● REQUIREMENT
The result should be all the records, exact and complete, without a single picture.

● THE DATA
= = =
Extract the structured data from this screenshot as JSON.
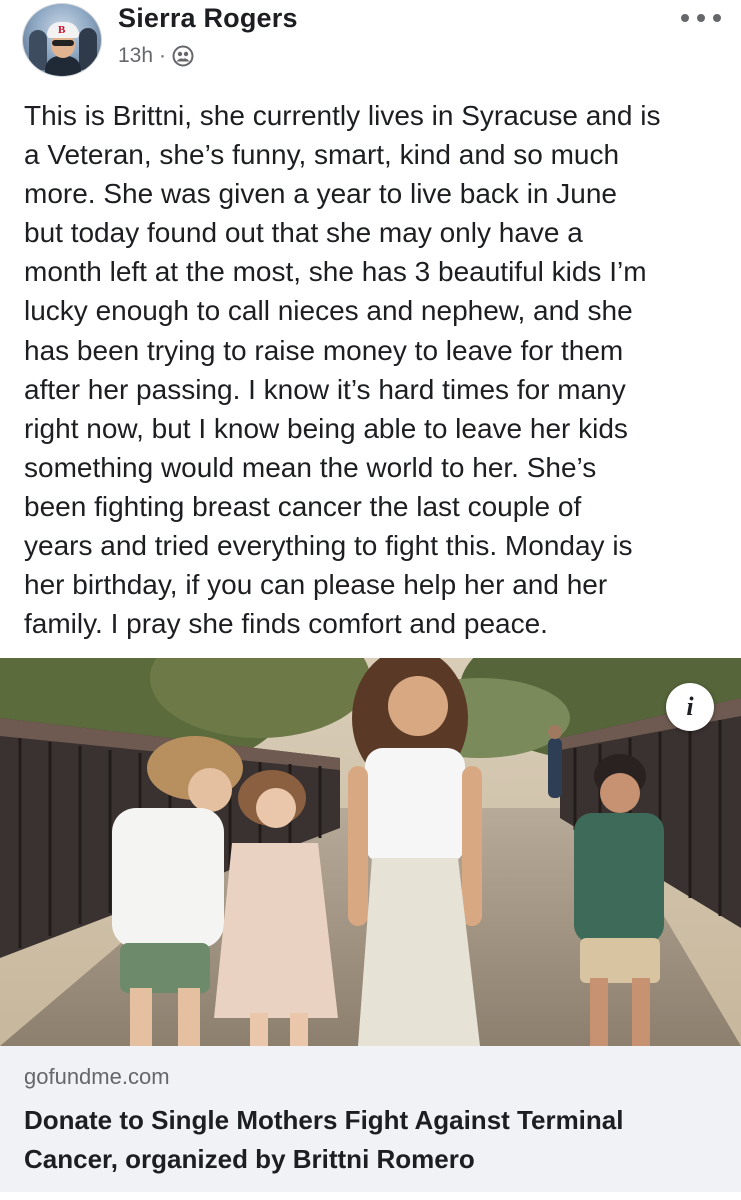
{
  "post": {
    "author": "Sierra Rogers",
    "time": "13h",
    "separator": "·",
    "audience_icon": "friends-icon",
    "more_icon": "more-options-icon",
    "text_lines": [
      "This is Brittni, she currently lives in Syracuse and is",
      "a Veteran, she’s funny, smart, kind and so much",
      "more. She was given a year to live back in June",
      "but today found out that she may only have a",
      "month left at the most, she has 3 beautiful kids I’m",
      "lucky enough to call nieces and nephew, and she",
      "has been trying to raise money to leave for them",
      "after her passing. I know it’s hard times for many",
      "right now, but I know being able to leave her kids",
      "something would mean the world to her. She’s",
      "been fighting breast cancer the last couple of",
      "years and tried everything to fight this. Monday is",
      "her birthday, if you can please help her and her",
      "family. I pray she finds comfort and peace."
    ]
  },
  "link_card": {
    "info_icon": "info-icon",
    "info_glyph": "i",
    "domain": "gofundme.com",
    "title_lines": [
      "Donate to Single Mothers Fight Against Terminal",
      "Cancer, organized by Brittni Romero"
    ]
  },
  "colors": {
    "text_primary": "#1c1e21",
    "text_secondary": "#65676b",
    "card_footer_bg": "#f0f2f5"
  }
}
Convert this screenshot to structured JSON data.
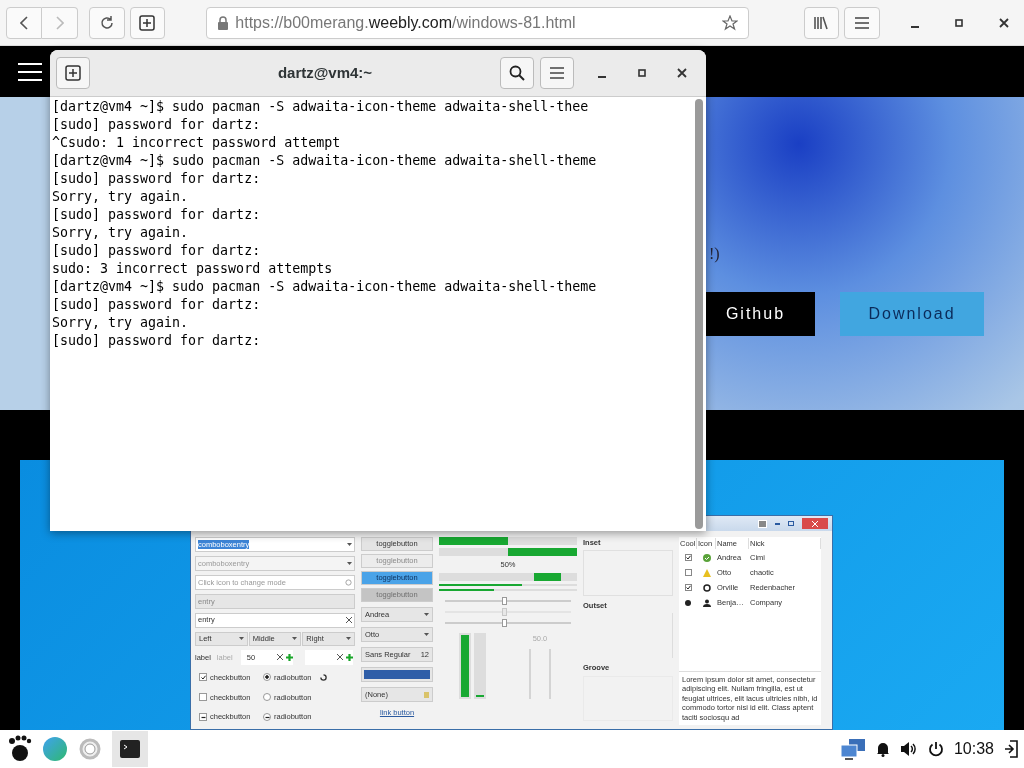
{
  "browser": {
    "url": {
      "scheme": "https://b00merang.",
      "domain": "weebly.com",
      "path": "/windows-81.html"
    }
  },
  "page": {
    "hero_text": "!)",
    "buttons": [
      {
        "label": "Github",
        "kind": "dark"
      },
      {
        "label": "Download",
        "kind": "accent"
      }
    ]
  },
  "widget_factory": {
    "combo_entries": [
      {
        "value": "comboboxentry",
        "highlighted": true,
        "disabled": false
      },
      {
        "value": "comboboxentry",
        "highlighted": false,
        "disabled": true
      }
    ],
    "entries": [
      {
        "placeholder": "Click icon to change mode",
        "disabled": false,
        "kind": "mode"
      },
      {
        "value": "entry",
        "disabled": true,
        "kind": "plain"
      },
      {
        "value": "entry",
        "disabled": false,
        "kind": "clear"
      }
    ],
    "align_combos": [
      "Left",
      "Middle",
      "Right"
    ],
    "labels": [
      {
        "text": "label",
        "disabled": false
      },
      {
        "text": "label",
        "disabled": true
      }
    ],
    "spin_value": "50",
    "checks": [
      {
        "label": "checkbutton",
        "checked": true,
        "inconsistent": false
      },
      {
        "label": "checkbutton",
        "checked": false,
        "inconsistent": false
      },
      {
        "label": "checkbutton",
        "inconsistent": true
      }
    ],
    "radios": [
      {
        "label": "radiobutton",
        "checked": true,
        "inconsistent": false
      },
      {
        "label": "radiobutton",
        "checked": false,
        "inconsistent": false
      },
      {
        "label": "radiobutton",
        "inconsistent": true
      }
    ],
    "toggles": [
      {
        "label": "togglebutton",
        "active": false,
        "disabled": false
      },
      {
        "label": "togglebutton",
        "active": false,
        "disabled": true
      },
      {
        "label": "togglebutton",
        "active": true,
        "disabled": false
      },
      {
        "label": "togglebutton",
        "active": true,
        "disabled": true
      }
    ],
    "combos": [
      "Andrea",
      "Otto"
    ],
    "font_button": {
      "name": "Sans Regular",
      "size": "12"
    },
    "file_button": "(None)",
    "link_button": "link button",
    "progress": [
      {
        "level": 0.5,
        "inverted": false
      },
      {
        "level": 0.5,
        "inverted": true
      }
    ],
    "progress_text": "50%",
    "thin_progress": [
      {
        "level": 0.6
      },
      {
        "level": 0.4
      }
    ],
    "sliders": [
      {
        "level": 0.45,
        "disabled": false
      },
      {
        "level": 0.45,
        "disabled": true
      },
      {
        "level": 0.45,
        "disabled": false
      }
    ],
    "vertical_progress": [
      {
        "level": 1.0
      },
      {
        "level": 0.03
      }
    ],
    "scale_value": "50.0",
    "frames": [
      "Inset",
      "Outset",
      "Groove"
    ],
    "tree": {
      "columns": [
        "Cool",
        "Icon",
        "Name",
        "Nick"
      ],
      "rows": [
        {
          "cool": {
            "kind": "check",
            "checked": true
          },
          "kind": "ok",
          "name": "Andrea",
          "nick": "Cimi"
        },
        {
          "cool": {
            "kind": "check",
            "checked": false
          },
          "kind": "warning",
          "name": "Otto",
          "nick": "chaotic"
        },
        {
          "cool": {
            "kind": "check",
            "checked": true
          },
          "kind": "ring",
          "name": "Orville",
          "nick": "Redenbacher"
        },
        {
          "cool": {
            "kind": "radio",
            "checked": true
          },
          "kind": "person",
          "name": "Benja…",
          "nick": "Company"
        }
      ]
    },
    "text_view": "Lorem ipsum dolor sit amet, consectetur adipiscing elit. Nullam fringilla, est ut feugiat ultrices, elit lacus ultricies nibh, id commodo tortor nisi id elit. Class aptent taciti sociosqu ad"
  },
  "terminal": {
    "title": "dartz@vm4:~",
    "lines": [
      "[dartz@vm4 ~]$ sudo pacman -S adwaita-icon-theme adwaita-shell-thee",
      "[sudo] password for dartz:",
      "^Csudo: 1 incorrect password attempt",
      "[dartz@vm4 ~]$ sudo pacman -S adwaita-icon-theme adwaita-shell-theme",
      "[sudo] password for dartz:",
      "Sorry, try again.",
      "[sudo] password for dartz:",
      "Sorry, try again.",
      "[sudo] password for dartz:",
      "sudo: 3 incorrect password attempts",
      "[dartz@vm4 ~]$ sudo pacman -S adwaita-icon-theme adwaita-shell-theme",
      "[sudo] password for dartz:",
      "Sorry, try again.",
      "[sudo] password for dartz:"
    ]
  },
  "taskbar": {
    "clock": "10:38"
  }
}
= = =
● YOUR RESPONSE
Extract the structured data from this screenshot as JSON.
{
  "post": {
    "author": "Sierra Rogers",
    "time": "13h",
    "separator": "·",
    "audience_icon": "friends-icon",
    "more_icon": "more-options-icon",
    "text_lines": [
      "This is Brittni, she currently lives in Syracuse and is",
      "a Veteran, she’s funny, smart, kind and so much",
      "more. She was given a year to live back in June",
      "but today found out that she may only have a",
      "month left at the most, she has 3 beautiful kids I’m",
      "lucky enough to call nieces and nephew, and she",
      "has been trying to raise money to leave for them",
      "after her passing. I know it’s hard times for many",
      "right now, but I know being able to leave her kids",
      "something would mean the world to her. She’s",
      "been fighting breast cancer the last couple of",
      "years and tried everything to fight this. Monday is",
      "her birthday, if you can please help her and her",
      "family. I pray she finds comfort and peace."
    ]
  },
  "link_card": {
    "info_icon": "info-icon",
    "info_glyph": "i",
    "domain": "gofundme.com",
    "title_lines": [
      "Donate to Single Mothers Fight Against Terminal",
      "Cancer, organized by Brittni Romero"
    ]
  },
  "colors": {
    "text_primary": "#1c1e21",
    "text_secondary": "#65676b",
    "card_footer_bg": "#f0f2f5"
  }
}
Convert this screenshot to structured JSON data.
{
  "browser": {
    "url": {
      "scheme": "https://b00merang.",
      "domain": "weebly.com",
      "path": "/windows-81.html"
    }
  },
  "page": {
    "hero_text": "!)",
    "buttons": [
      {
        "label": "Github",
        "kind": "dark"
      },
      {
        "label": "Download",
        "kind": "accent"
      }
    ]
  },
  "widget_factory": {
    "combo_entries": [
      {
        "value": "comboboxentry",
        "highlighted": true,
        "disabled": false
      },
      {
        "value": "comboboxentry",
        "highlighted": false,
        "disabled": true
      }
    ],
    "entries": [
      {
        "placeholder": "Click icon to change mode",
        "disabled": false,
        "kind": "mode"
      },
      {
        "value": "entry",
        "disabled": true,
        "kind": "plain"
      },
      {
        "value": "entry",
        "disabled": false,
        "kind": "clear"
      }
    ],
    "align_combos": [
      "Left",
      "Middle",
      "Right"
    ],
    "labels": [
      {
        "text": "label",
        "disabled": false
      },
      {
        "text": "label",
        "disabled": true
      }
    ],
    "spin_value": "50",
    "checks": [
      {
        "label": "checkbutton",
        "checked": true,
        "inconsistent": false
      },
      {
        "label": "checkbutton",
        "checked": false,
        "inconsistent": false
      },
      {
        "label": "checkbutton",
        "inconsistent": true
      }
    ],
    "radios": [
      {
        "label": "radiobutton",
        "checked": true,
        "inconsistent": false
      },
      {
        "label": "radiobutton",
        "checked": false,
        "inconsistent": false
      },
      {
        "label": "radiobutton",
        "inconsistent": true
      }
    ],
    "toggles": [
      {
        "label": "togglebutton",
        "active": false,
        "disabled": false
      },
      {
        "label": "togglebutton",
        "active": false,
        "disabled": true
      },
      {
        "label": "togglebutton",
        "active": true,
        "disabled": false
      },
      {
        "label": "togglebutton",
        "active": true,
        "disabled": true
      }
    ],
    "combos": [
      "Andrea",
      "Otto"
    ],
    "font_button": {
      "name": "Sans Regular",
      "size": "12"
    },
    "file_button": "(None)",
    "link_button": "link button",
    "progress": [
      {
        "level": 0.5,
        "inverted": false
      },
      {
        "level": 0.5,
        "inverted": true
      }
    ],
    "progress_text": "50%",
    "thin_progress": [
      {
        "level": 0.6
      },
      {
        "level": 0.4
      }
    ],
    "sliders": [
      {
        "level": 0.45,
        "disabled": false
      },
      {
        "level": 0.45,
        "disabled": true
      },
      {
        "level": 0.45,
        "disabled": false
      }
    ],
    "vertical_progress": [
      {
        "level": 1.0
      },
      {
        "level": 0.03
      }
    ],
    "scale_value": "50.0",
    "frames": [
      "Inset",
      "Outset",
      "Groove"
    ],
    "tree": {
      "columns": [
        "Cool",
        "Icon",
        "Name",
        "Nick"
      ],
      "rows": [
        {
          "cool": {
            "kind": "check",
            "checked": true
          },
          "kind": "ok",
          "name": "Andrea",
          "nick": "Cimi"
        },
        {
          "cool": {
            "kind": "check",
            "checked": false
          },
          "kind": "warning",
          "name": "Otto",
          "nick": "chaotic"
        },
        {
          "cool": {
            "kind": "check",
            "checked": true
          },
          "kind": "ring",
          "name": "Orville",
          "nick": "Redenbacher"
        },
        {
          "cool": {
            "kind": "radio",
            "checked": true
          },
          "kind": "person",
          "name": "Benja…",
          "nick": "Company"
        }
      ]
    },
    "text_view": "Lorem ipsum dolor sit amet, consectetur adipiscing elit. Nullam fringilla, est ut feugiat ultrices, elit lacus ultricies nibh, id commodo tortor nisi id elit. Class aptent taciti sociosqu ad"
  },
  "terminal": {
    "title": "dartz@vm4:~",
    "lines": [
      "[dartz@vm4 ~]$ sudo pacman -S adwaita-icon-theme adwaita-shell-thee",
      "[sudo] password for dartz:",
      "^Csudo: 1 incorrect password attempt",
      "[dartz@vm4 ~]$ sudo pacman -S adwaita-icon-theme adwaita-shell-theme",
      "[sudo] password for dartz:",
      "Sorry, try again.",
      "[sudo] password for dartz:",
      "Sorry, try again.",
      "[sudo] password for dartz:",
      "sudo: 3 incorrect password attempts",
      "[dartz@vm4 ~]$ sudo pacman -S adwaita-icon-theme adwaita-shell-theme",
      "[sudo] password for dartz:",
      "Sorry, try again.",
      "[sudo] password for dartz:"
    ]
  },
  "taskbar": {
    "clock": "10:38"
  }
}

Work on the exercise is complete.